What I should’ve said: “Yeah, so I’ve been fascinated by the ingredients in energy drinks and how they interact together. There is no one researching how caffeine interacts with theanine or taurine or carnitine. Can I study these things and publish as many articles as possible while I’m part of your lab?”
What I Should Have Done:
If I had been more proactive about finding a professor in line with my interests in the science of energy drink ingredients—BEFORE I even picked the grad schools I would apply to—my grad school experience could have been a lot different. Maybe I wouldn’t be so bitter about my grad school experience. Maybe it wouldn’t have taken so long to establish my expertise in energy drinks because I wouldn’t have had to do it in my spare time the way I did.
If you came to this realization later in the game like me and the ship of choosing a grad school or a professor has already sailed for you, there’s still an opportunity to find your own path below with lesson #3.
3. It’s not about what you study, it’s about how you use your resources while you’re at it!
Many people in the world will never have the same level of access to experts, archives, journals, and other resources as you do in college and grad school. Do you know how expensive it is to read scientific journals when you’re not affiliated with a university? Do you know how hard it is to find a group of people outside of college who will participate in a survey or study if you only give them free food?
Luckily, while I was in college and grad school, I did take advantage of my student access to the journals I needed, but in retrospect I could have done so much more. In addition to collecting all the research I could about caffeine and other energy drink ingredients, I could have found other professors in other departments who shared at least a percentage of my interest. Even if I wasn’t in their department officially, I could have benefited from talking to them for as little as 10 minutes.

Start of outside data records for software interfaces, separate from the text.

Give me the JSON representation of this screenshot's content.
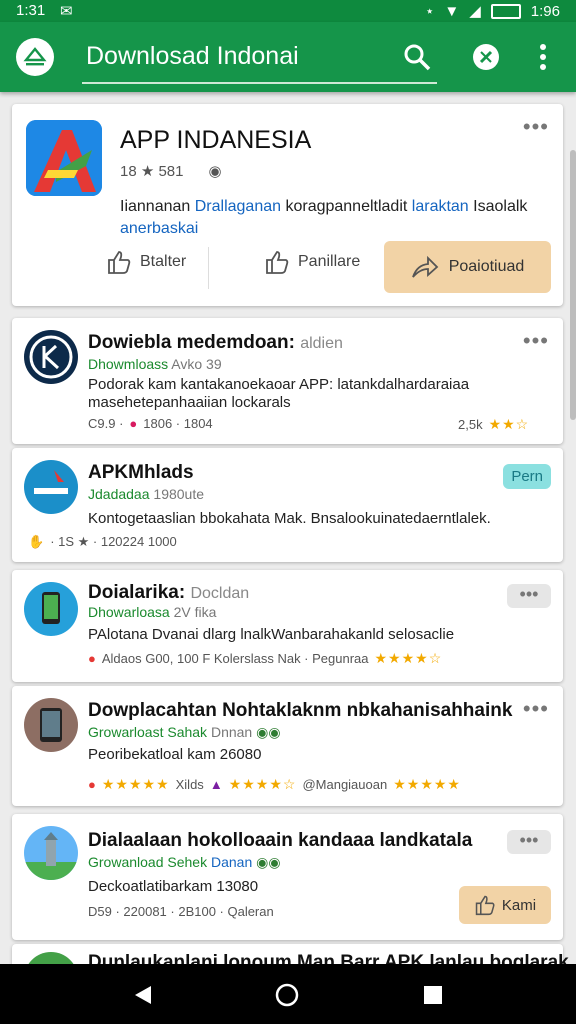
{
  "status": {
    "time": "1:31",
    "battery": "1:96"
  },
  "appbar": {
    "title": "Downlosad Indonai"
  },
  "hero": {
    "title": "APP INDANESIA",
    "meta": "18 ★ 581",
    "desc_plain": "Iiannanan ",
    "desc_blue1": "Drallaganan",
    "desc_mid": " koragpanneltladit ",
    "desc_blue2": "laraktan",
    "desc_end": " Isaolalk",
    "desc_line2": "anerbaskai",
    "btn1": "Btalter",
    "btn2": "Panillare",
    "btn3": "Poaiotiuad"
  },
  "items": [
    {
      "title": "Dowiebla medemdoan:",
      "title_soft": "aldien",
      "sub": "Dhowmloass",
      "sub_gray": "Avko 39",
      "desc": "Podorak kam kantakanoekaoar APP: latankdalhardaraiaa",
      "desc2": "masehetepanhaaiian lockarals",
      "foot_left": "C9.9 ·",
      "foot_mid": "1806 · 1804",
      "foot_right": "2,5k"
    },
    {
      "title": "APKMhlads",
      "sub": "Jdadadaa",
      "sub_gray": "1980ute",
      "desc": "Kontogetaaslian bbokahata Mak. Bnsalookuinatedaerntlalek.",
      "foot": "· 1S ★ · 120224 1000",
      "tag": "Pern"
    },
    {
      "title": "Doialarika:",
      "title_soft": "Docldan",
      "sub": "Dhowarloasa",
      "sub_gray": "2V fika",
      "desc": "PAlotana Dvanai dlarg lnalkWanbarahakanld selosaclie",
      "foot": "Aldaos G00, 100 F Kolerslass Nak · Pegunraa"
    },
    {
      "title": "Dowplacahtan Nohtaklaknm nbkahanisahhaink",
      "sub": "Growarloast Sahak",
      "sub_gray": "Dnnan",
      "desc": "Peoribekatloal kam 26080",
      "foot_a": "Xilds",
      "foot_b": "@Mangiauoan"
    },
    {
      "title": "Dialaalaan hokolloaain kandaaa landkatala",
      "sub": "Growanload Sehek",
      "sub_blue": "Danan",
      "desc": "Deckoatlatibarkam 13080",
      "foot": "D59 · 220081 · 2B100 · Qaleran",
      "btn": "Kami"
    },
    {
      "title": "Dunlaukanlani lonoum Man Barr APK lanlau boglarak"
    }
  ],
  "colors": {
    "appbar": "#15954a",
    "status": "#0e8a3e",
    "accent_button": "#f2d3a6"
  }
}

Now that I’ve graduated, I continue to . Most of the time, the articles that fascinate me the most are not Open Access, but I can still learn from their abstracts. I have also not shied away from writing fan mail to the authors when I find an Open Access article which is rich in content and marvelous in its articulation.
4. Who cares if your thesis is about [XYZ]! You can still make yourself an expert in [ABC].
Even before I earned my master’s degree, I considered myself an expert in energy drinks. After I finished grad school, I was on a mission to prove it to everyone else. After collecting and reviewing research on energy drinks since 2003, I published a book on energy drinks in 2013. Along with promoting that book, I run a site about the healthy alternatives or “energy drinks in disguise”. In 2016 I started traveling to community centers, colleges, and universities to speak about energy drinks and caffeine. My master’s thesis is about inhibiting the browning enzyme with procyanidin antioxidants, but when I talk about energy drinks that detail doesn’t matter. I have a degree in Food Science and, when it comes to energy drinks, I know my stuff. I am in the process of establishing myself as an expert in something I’ve always been passionate about.
Think about what you do in your free time. What are you passionate about? What part of food science and technology gets you most excited and elicits the most questions, the most curiosity? In this age of entrepreneurs, start-ups, social media, and online food shopping, the biggest hurdles to pursuing your passion are time and imagination….and maybe money. If you can identify and proactively chase your passion while you’re still in school, go after it. If you’ve already graduated, pursuing your passion may have to be your “side-hustle” for a while so you can get a more traditional job to pay the bills. But you should never stop learning, never stop reaching out to fellow scientists, and never stop sharing your knowledge and expertise in every medium you can think of.